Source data
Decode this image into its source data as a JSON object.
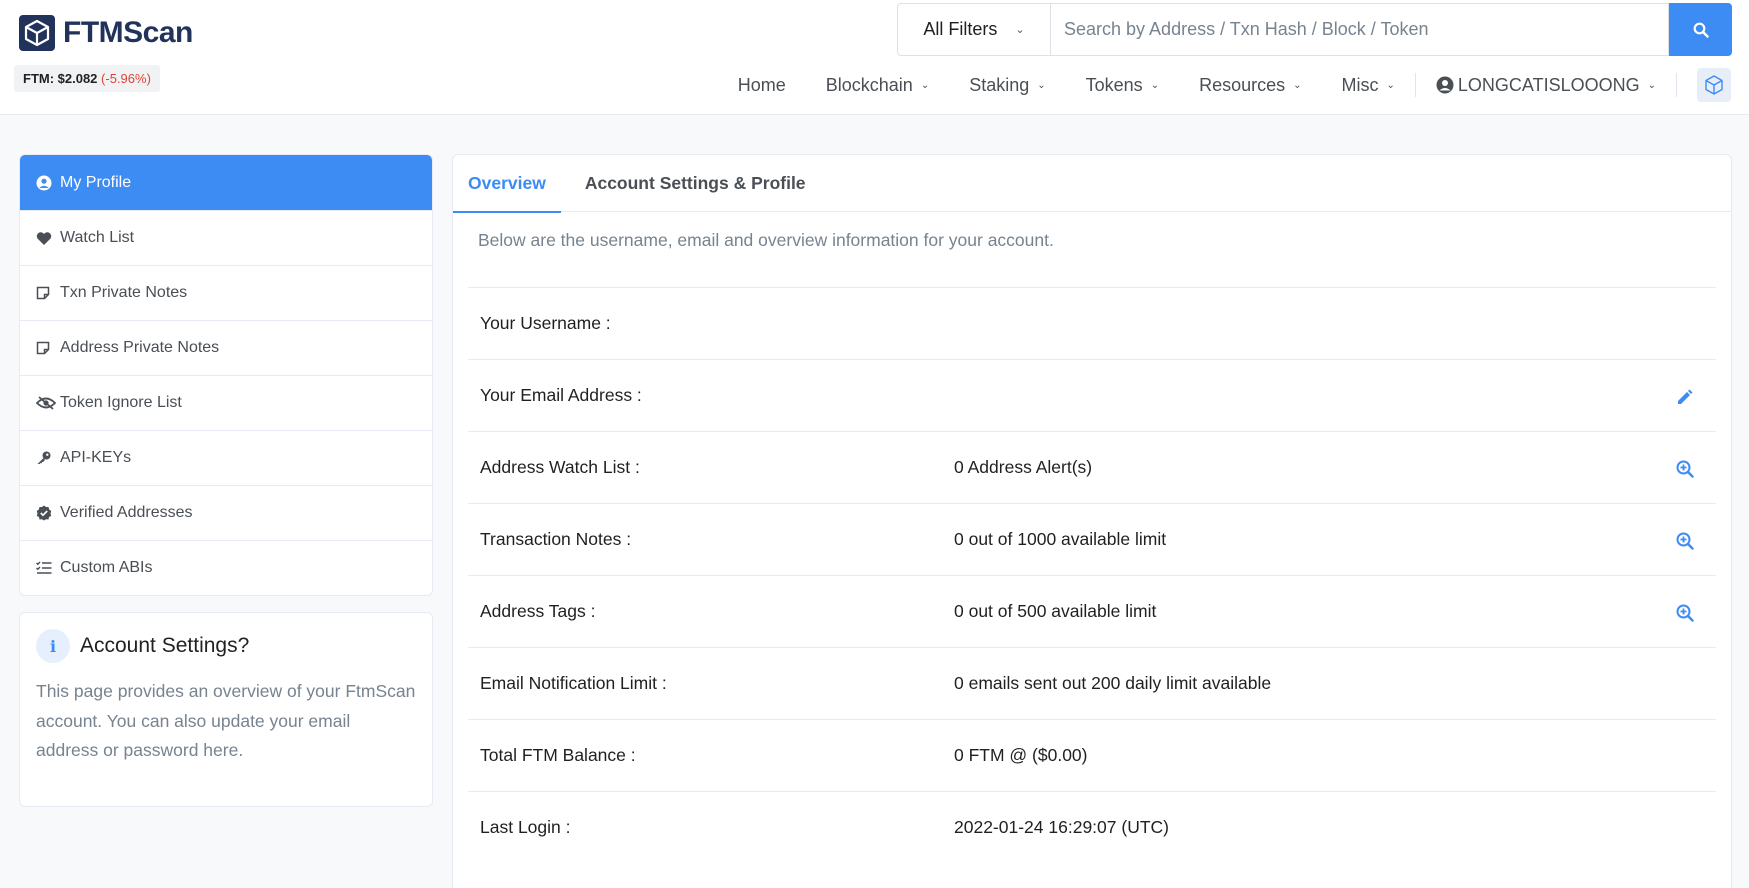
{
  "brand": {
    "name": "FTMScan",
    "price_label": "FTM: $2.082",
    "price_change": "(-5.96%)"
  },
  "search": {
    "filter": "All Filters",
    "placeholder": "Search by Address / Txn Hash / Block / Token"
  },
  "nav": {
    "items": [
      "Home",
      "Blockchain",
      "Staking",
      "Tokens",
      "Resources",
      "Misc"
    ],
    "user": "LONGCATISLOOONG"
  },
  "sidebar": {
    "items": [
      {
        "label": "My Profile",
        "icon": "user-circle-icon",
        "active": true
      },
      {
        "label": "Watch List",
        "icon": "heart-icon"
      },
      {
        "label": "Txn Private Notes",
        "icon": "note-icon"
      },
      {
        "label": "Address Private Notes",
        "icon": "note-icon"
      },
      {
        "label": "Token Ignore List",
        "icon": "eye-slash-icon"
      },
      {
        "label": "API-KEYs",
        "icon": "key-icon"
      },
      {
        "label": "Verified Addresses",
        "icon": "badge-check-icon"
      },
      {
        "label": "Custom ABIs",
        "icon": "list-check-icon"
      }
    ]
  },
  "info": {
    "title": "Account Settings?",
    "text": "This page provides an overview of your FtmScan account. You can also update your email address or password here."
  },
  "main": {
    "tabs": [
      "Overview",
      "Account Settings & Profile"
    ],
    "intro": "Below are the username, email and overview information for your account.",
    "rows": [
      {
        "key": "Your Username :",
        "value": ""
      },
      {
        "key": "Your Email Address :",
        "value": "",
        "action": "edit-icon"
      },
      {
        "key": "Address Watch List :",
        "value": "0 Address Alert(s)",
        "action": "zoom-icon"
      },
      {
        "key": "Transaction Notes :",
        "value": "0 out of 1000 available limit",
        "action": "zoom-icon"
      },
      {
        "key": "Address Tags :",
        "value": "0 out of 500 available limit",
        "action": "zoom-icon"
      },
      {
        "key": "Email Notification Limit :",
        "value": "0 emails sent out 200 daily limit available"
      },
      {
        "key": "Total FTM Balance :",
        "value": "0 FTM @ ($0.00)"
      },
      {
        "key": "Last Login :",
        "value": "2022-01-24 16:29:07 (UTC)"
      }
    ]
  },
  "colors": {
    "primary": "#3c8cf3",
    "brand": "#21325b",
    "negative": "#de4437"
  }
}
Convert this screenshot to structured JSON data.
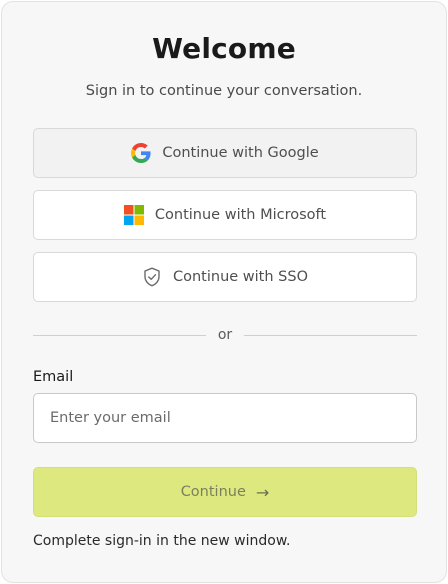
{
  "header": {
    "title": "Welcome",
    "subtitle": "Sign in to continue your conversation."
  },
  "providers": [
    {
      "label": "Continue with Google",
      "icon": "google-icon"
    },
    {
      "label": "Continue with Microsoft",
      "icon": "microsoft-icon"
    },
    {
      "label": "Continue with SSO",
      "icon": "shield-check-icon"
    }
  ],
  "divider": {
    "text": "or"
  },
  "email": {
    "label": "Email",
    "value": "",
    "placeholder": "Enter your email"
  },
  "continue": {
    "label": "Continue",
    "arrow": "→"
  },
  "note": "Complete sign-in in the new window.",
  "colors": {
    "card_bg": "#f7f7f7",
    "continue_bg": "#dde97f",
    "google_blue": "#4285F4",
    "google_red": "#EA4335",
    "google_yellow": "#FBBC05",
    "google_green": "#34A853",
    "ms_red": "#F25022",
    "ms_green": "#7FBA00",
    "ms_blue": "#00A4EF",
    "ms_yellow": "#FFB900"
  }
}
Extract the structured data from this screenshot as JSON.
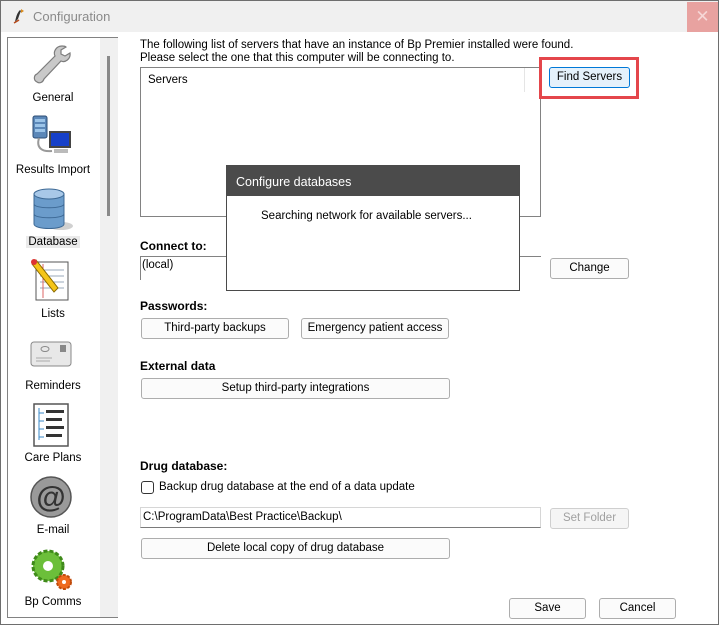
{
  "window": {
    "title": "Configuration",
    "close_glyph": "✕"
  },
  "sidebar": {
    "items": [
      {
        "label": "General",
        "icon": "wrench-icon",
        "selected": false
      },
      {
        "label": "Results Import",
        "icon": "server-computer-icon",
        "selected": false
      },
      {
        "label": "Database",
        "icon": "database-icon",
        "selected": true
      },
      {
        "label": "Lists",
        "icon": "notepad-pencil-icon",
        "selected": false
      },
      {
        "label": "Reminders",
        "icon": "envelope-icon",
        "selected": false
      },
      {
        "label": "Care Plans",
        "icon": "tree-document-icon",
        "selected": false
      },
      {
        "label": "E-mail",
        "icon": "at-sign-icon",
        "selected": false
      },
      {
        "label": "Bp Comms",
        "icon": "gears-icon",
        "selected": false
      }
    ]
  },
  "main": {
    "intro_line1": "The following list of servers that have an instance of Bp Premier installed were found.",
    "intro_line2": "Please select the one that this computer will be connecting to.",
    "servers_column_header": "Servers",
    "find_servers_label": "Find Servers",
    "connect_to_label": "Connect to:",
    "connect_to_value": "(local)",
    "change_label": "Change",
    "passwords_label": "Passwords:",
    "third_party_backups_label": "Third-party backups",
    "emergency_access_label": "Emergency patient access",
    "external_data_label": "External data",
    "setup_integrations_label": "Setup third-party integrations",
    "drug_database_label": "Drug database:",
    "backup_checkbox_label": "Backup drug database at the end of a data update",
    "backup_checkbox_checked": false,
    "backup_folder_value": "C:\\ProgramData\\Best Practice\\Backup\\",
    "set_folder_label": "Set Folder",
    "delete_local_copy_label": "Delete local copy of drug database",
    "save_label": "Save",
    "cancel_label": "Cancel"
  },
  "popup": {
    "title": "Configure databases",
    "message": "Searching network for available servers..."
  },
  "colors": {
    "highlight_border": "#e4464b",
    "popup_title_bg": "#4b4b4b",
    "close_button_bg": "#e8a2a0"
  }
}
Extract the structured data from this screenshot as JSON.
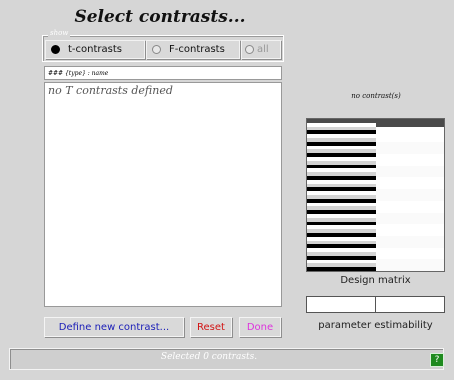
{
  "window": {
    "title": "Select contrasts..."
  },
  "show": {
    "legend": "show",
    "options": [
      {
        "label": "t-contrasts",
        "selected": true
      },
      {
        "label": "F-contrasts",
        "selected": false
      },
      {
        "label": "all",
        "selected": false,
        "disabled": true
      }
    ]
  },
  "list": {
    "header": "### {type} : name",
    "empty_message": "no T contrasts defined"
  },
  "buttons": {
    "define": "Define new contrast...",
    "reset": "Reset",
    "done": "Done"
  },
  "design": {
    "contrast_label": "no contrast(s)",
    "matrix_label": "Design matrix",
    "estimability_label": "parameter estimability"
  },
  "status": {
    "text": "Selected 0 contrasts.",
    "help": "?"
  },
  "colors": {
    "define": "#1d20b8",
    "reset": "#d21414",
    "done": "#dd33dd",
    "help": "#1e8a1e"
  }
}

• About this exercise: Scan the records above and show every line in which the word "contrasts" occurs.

• Response:
    "title": "Select contrasts..."
        "label": "t-contrasts",
        "label": "F-contrasts",
    "empty_message": "no T contrasts defined"
    "text": "Selected 0 contrasts.",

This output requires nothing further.